Dr. Lauren Wynne, Assistant Professor of Anthropology, and Neve Durrwachter, an Anthropology and Sociology major, attended the annual joint meeting of the Association for the Study of Food and Society (ASFS) and the Agriculture, Food, and Human Values Society (AFHVS) in Anchorage, Alaska, this June. Several hundred food scholars and activists from across the globe attended the meeting, hosted this year by the University of Alaska – Anchorage and Alaska Pacific University. Event locations ranged from the two campuses to the Anchorage Museum and the Alaska Native Heritage Center.
Wynne and Durrwachter presented their paper, “The Emergence of Orthorexia: Purity and Pathology in Contemporary Eating” as part of a panel on food and health. The paper was based on preliminary research the two have been doing on orthorexia nervosa, described as an unhealthy fixation with healthy eating. Their paper tracked the history of the condition, first named in 1996, and provided a critical analysis of proposed diagnostic criteria. This work is in preparation for a larger ethnographic project that Wynne will undertake in the coming years, with Durrwachter’s assistance.
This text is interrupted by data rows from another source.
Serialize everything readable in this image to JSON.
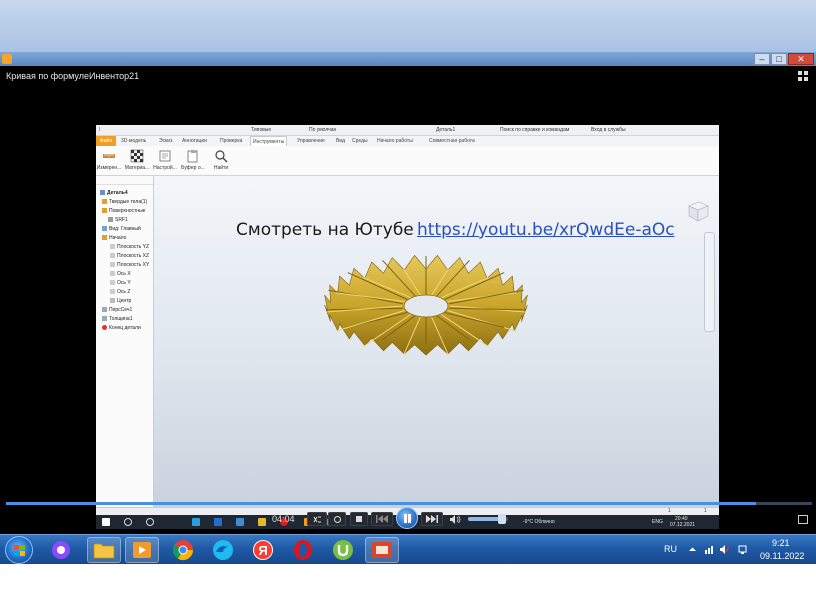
{
  "player": {
    "title": "Кривая по формулеИнвентор21",
    "time": "04:04",
    "progress_fraction": 0.93,
    "volume_fraction": 0.8
  },
  "video": {
    "link_label": "Смотреть на Ютубе",
    "link_url": "https://youtu.be/xrQwdEe-aOc",
    "inventor": {
      "quick_access_style": "Типовые",
      "quick_access_view": "По умолчан",
      "doc_title": "Деталь1",
      "search_placeholder": "Поиск по справке и командам",
      "signin": "Вход в службы",
      "tabs": [
        "3D-модель",
        "Эскиз",
        "Аннотации",
        "Проверка",
        "Инструменты",
        "Управление",
        "Вид",
        "Среды",
        "Начало работы",
        "Совместная работа"
      ],
      "file_tab": "Файл",
      "active_tab": "Инструменты",
      "ribbon_buttons": [
        "Измерен...",
        "Материа...",
        "Настрой...",
        "Буфер о...",
        "Найти"
      ],
      "tree": [
        "Деталь4",
        "Твердые тела(1)",
        "Поверхностные",
        "SRF1",
        "Вид: Главный",
        "Начало",
        "Плоскость YZ",
        "Плоскость XZ",
        "Плоскость XY",
        "Ось X",
        "Ось Y",
        "Ось Z",
        "Центр",
        "ПерсСеч1",
        "Толщина1",
        "Конец детали"
      ],
      "status_left": "1",
      "status_right": "1",
      "taskbar_weather": "-9°C  Облачно",
      "taskbar_lang": "ENG",
      "taskbar_time": "20:40",
      "taskbar_date": "07.12.2021"
    }
  },
  "taskbar": {
    "lang": "RU",
    "time": "9:21",
    "date": "09.11.2022",
    "apps": [
      "start-orb",
      "alice",
      "explorer",
      "media-player",
      "chrome",
      "edge",
      "yandex-browser",
      "opera",
      "utorrent",
      "presentation"
    ]
  },
  "colors": {
    "slide_top": "#a9c2e4",
    "player_bg": "#000000",
    "accent": "#4a90e2",
    "gear": "#c9a52a",
    "link": "#2a4fc0"
  }
}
Wynne and Durrwachter also attended presentations on a range of topics, including indigenous food sovereignty, Latinx foodways, and food studies pedagogy.